## DATA SHOWN
-=-=-

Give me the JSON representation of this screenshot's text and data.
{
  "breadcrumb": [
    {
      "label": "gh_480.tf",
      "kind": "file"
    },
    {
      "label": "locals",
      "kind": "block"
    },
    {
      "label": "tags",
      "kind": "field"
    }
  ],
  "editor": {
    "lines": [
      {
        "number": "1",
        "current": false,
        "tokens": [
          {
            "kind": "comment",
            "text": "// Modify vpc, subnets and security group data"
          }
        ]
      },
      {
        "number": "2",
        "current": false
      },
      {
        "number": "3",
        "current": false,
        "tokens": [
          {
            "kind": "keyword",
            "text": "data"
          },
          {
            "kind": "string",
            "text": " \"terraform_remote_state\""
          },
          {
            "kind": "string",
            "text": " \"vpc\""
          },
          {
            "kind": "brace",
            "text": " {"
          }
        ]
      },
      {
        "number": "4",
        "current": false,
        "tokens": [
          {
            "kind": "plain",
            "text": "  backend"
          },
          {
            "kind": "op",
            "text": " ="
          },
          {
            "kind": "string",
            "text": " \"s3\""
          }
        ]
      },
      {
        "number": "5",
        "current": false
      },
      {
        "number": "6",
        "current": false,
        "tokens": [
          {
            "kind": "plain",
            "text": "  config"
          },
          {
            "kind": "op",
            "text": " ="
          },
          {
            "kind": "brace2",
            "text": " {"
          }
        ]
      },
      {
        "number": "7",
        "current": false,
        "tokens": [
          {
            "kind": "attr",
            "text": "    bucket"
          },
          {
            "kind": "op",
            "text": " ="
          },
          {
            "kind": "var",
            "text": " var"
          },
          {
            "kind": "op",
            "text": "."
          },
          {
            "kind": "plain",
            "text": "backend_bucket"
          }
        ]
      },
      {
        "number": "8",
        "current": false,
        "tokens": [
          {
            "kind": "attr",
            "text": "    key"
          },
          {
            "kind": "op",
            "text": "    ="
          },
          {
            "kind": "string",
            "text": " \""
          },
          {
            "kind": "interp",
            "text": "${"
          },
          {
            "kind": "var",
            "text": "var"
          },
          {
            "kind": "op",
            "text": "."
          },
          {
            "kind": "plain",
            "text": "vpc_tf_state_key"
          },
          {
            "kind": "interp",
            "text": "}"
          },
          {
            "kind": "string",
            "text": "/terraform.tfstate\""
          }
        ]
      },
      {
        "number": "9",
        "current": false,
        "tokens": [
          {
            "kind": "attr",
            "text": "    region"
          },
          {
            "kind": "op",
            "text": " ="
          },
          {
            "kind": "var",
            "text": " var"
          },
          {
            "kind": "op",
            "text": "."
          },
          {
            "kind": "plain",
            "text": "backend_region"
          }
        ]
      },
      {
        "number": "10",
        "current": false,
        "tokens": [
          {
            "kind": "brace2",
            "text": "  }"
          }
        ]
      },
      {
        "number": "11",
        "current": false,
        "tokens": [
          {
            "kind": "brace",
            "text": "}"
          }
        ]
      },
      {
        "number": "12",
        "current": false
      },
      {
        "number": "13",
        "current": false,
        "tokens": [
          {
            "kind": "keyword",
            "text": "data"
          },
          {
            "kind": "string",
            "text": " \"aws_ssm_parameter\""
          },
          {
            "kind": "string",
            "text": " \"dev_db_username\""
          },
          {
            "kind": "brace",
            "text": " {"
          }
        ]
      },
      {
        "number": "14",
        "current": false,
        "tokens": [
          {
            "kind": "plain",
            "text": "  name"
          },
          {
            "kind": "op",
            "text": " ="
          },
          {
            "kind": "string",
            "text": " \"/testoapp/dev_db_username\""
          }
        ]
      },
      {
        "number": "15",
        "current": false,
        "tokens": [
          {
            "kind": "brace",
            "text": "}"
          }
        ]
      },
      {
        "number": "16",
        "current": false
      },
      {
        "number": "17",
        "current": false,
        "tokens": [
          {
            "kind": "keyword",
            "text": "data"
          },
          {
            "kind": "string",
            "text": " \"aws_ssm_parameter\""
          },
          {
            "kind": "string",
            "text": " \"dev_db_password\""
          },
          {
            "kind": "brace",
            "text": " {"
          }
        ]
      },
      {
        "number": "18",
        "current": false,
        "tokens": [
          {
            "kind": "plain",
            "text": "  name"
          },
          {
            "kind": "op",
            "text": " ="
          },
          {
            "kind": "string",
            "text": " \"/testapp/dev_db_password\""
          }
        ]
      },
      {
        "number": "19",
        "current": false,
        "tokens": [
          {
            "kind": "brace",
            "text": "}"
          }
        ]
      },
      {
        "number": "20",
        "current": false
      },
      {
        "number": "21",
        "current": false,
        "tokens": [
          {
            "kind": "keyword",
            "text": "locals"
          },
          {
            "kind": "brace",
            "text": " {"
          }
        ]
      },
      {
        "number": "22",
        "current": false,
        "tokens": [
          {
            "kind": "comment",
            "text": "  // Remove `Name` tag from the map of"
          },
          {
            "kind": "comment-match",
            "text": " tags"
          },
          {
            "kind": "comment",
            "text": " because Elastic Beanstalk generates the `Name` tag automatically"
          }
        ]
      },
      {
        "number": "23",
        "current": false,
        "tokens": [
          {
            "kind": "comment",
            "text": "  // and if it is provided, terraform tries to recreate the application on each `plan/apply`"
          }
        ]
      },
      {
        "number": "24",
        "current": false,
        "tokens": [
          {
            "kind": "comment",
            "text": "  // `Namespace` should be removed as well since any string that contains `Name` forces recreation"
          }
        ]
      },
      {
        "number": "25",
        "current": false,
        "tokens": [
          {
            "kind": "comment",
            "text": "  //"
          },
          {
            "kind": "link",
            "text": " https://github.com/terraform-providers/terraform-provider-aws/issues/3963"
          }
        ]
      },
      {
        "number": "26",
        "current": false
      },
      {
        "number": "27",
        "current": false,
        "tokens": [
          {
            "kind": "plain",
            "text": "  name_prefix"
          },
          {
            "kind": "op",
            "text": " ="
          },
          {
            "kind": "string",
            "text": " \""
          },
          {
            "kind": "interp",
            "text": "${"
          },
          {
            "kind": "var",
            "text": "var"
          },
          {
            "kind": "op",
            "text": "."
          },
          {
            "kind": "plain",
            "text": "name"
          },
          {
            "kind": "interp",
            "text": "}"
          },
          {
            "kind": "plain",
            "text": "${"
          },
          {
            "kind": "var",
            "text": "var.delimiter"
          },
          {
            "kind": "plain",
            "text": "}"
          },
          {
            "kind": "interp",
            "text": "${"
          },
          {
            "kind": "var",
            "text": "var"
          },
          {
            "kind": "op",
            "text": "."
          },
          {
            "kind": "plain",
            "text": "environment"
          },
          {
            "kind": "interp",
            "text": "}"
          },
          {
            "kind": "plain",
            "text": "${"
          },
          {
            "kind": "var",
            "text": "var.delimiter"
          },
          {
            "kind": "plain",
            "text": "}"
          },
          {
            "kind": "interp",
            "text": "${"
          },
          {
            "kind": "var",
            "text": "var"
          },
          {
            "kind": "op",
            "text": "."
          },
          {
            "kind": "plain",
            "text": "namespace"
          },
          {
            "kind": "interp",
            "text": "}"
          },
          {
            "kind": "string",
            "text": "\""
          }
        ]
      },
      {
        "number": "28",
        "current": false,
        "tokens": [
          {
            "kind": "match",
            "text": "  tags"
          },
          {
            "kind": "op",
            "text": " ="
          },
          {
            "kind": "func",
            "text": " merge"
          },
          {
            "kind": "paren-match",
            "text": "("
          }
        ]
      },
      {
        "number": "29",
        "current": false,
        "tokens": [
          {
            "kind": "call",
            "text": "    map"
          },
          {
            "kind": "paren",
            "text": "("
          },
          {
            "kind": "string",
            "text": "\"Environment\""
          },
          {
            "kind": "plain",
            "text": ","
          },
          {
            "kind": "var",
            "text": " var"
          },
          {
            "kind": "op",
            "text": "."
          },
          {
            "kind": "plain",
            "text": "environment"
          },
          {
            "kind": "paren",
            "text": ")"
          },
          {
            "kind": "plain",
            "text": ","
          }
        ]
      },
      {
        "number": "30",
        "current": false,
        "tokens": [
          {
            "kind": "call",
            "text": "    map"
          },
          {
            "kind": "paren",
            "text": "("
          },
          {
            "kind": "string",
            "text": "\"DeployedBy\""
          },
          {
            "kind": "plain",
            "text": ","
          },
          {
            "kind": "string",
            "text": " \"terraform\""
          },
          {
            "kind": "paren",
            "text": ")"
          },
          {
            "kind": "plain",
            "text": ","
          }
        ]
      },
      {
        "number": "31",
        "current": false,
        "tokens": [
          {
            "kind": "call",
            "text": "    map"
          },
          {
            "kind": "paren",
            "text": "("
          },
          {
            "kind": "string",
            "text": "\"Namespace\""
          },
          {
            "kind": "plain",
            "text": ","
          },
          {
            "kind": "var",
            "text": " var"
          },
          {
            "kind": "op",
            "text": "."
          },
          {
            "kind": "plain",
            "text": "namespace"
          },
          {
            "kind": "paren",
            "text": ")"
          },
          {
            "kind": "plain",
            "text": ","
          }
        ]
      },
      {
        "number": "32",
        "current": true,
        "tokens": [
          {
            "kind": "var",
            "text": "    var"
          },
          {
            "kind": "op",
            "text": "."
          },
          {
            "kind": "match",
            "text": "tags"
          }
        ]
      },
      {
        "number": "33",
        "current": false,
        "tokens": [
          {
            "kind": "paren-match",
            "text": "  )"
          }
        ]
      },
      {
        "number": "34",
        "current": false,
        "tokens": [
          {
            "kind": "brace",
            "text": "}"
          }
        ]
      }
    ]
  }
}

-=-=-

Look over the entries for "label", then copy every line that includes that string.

## WRITTEN REPLY
      "label": "gh_480.tf",
      "label": "locals",
      "label": "tags",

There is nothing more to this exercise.